  • Abstract: With COVID-19, Tunisia is dealing with an unprecedented emergency that is testing its newly established democratic institutions. This paper explores how Tunisia’s different institutions have responded so far to the crisis, and sheds light on how each is trying to assert its role under the exceptional circumstances imposed by the pandemic.
  • Topic: Governance, Public Health, Pandemic, COVID-19
  • Political Geography: Africa, Tunisia
  • Author: Zied Boussen
  • Publication Date: 06-2020
  • Content Type: Working Paper
  • Institution: Arab Reform Initiative (ARI)
  • Abstract: After months of negotiation, Tunisia’s parliament voted in a government like no other since 2011. Headed by a prime minister whose party is not represented in parliament and with more than half of the ministers independent or new to government office, it is the first since 2011 that is not a “national unity” government. This paper examines this new Tunisian political landscape, the relationship between the prime minister and Tunisia’s president, and looks at the impact of this configuration on the ability of the new government to carry out long-awaited reforms.

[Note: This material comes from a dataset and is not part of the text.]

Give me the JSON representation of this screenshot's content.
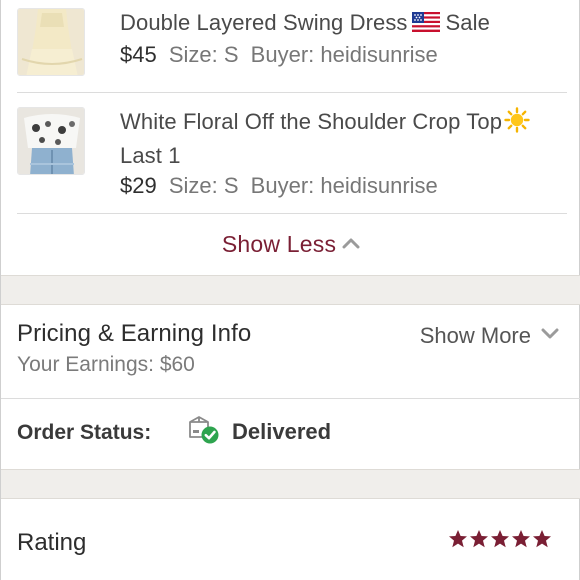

  • Topic: Governance, Reform, Political stability, Transition
  • Political Geography: Africa, Tunisia
  • Author: Alessandra Bajec
  • Publication Date: 07-2020
  • Content Type: Working Paper
  • Institution: Arab Reform Initiative (ARI)
  • Abstract: Despite being rich in oil and gas, Tataouine in the south of Tunisia has remained severely underdeveloped and marginalized, pushing its inhabitants, time and again, to protest for reinvestment of its wealth in infrastructure and local jobs. This paper examines the underlying drivers of the ongoing unrest in Tataouine, the heavy-handed response of the security forces, and the successive Tunisian governments’ broken pledges to address the region’s socio-economic marginalization.
  • Topic: Governance, Accountability, Marginalization, Socioeconomics , Civil Unrest
  • Political Geography: Africa, Tunisia
  • Author: Jenny Tröltzsch, Nadine Gerner, Franziska Meergans, Ulf Stein, Robynne Sutcliffe
  • Publication Date: 01-2020
  • Content Type: Working Paper
  • Institution: German Development Institute (DIE)
  • Abstract: South Africa’s water legislation is recognised for its ambitious adoption of Integrated Water Resource Management. However, implementation is hindered by conflicting hierarchical and network-based governance styles and lack of coordination between western administration and traditional authority.
  • Topic: Natural Resources, Water, Governance
  • Political Geography: Africa, South Africa
  • Publication Date: 06-2020
  • Content Type: Working Paper
  • Institution: International Institute for Strategic Studies
  • Abstract: Since the early 2010s, increased volatility in the Sahel has aroused widespread concern, spurring the establishment of regional and international groupings to deal with the many security and governance challenges that have undermined stability in the region. Among those efforts were the creation of the G5 Sahel cooperation framework (2014), the G5 Sahel Joint Force (2017), the Sahel Alliance (2017) – and more recently, in June 2020, the International Coalition for the Sahel, to tackle instability in Burkina Faso, Chad, Mali, Mauritania and Niger. Those five countries are the focus of this paper.
  • Topic: Security, International Cooperation, Governance, Humanitarian Crisis
  • Political Geography: Africa, Mali, Chad, Mauritania, Niger, Burkina Faso